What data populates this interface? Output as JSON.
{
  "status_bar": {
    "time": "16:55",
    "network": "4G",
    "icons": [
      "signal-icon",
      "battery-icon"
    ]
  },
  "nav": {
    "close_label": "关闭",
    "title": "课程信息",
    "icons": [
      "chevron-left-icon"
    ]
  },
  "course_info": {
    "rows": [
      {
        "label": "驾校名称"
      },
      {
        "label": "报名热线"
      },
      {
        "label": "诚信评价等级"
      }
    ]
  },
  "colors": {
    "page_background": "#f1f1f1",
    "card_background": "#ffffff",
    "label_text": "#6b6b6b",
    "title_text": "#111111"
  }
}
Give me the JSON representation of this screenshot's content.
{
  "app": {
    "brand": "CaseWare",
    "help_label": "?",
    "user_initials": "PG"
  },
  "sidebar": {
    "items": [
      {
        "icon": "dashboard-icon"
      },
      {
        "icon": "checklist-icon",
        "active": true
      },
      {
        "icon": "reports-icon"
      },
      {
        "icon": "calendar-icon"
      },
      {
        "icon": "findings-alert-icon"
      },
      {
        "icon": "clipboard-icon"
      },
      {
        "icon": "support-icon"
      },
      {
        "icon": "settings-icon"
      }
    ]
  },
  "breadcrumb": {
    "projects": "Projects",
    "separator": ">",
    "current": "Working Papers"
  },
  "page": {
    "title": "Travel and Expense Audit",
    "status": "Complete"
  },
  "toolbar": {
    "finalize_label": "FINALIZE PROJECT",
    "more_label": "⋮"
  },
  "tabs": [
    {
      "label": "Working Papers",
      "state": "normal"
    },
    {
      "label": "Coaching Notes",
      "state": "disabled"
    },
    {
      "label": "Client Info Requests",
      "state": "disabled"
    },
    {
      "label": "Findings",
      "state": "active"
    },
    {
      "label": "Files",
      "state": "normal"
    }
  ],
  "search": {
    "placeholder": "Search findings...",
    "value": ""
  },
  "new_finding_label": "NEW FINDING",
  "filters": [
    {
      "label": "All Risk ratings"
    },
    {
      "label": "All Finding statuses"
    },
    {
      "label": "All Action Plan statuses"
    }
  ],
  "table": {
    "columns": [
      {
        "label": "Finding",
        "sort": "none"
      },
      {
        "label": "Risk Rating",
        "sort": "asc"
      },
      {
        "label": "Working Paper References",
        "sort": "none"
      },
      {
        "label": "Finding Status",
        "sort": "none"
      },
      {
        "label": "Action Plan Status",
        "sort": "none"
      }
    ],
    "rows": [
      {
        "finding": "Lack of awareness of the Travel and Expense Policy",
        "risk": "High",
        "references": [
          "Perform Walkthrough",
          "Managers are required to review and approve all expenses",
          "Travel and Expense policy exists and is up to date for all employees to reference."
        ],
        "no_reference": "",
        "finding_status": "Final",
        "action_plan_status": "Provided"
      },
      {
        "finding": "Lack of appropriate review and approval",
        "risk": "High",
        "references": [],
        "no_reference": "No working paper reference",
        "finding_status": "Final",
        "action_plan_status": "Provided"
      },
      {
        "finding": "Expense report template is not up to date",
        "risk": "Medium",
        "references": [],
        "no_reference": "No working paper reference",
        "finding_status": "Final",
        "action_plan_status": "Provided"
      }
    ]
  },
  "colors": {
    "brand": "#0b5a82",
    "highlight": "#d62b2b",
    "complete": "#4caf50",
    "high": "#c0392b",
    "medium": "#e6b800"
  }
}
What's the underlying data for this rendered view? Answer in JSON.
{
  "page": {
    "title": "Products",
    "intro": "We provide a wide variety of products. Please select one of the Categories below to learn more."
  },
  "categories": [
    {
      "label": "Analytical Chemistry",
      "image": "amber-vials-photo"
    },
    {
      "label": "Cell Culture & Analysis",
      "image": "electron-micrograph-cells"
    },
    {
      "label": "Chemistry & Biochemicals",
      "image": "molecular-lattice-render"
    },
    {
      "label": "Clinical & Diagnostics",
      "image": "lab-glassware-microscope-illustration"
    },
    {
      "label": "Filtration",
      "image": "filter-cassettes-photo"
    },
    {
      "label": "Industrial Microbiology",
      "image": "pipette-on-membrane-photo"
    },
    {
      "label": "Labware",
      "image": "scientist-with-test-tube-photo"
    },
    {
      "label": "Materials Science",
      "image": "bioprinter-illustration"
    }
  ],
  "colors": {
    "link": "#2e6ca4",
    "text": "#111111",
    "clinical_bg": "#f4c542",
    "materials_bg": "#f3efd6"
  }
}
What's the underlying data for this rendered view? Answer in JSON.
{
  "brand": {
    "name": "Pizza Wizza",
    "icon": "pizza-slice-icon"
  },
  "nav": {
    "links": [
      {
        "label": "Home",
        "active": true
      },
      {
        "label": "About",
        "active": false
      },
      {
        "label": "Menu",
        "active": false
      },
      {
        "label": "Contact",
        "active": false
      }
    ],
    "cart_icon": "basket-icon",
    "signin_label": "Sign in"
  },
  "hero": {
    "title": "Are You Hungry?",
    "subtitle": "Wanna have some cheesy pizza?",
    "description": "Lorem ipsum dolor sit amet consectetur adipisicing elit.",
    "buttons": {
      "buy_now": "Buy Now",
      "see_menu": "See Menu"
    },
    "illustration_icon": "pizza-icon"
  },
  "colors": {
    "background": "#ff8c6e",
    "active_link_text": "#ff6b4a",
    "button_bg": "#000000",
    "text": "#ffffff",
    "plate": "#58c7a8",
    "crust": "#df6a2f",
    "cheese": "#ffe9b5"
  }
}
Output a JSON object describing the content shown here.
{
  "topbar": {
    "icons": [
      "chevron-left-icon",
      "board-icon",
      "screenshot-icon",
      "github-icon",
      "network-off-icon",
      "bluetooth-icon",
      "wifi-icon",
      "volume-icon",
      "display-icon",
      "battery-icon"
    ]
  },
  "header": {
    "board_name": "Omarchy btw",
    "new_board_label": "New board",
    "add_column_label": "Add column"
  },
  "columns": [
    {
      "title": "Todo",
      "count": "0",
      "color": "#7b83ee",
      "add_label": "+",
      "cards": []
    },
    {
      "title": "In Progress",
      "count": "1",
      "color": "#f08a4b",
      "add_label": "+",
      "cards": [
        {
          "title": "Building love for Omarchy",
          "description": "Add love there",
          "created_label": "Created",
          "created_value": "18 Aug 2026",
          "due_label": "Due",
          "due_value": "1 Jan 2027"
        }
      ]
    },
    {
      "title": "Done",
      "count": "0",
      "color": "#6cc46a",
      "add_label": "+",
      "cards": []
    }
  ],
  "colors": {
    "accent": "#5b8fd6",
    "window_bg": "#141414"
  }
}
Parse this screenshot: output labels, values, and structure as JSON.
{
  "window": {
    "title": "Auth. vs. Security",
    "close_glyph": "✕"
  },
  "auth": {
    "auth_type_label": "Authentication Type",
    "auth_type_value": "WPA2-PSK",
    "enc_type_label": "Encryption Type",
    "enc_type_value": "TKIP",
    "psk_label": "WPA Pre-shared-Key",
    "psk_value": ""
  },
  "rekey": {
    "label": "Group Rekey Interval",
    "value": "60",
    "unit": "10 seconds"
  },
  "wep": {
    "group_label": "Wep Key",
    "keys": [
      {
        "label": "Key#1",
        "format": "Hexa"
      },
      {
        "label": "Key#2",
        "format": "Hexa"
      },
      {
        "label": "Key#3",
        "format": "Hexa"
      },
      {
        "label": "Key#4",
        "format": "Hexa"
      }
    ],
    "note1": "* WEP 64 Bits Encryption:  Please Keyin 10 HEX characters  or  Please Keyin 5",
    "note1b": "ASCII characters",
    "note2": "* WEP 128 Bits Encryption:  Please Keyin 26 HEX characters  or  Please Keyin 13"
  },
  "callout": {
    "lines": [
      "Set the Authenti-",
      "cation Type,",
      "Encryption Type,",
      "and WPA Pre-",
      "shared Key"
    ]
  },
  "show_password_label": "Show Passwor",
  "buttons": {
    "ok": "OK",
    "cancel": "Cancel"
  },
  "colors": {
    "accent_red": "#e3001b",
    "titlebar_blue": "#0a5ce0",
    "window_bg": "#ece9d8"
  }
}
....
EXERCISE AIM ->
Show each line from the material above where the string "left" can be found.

RESULT OF THE TASK ->
      "chevron-left-icon"
      "chevron-left-icon",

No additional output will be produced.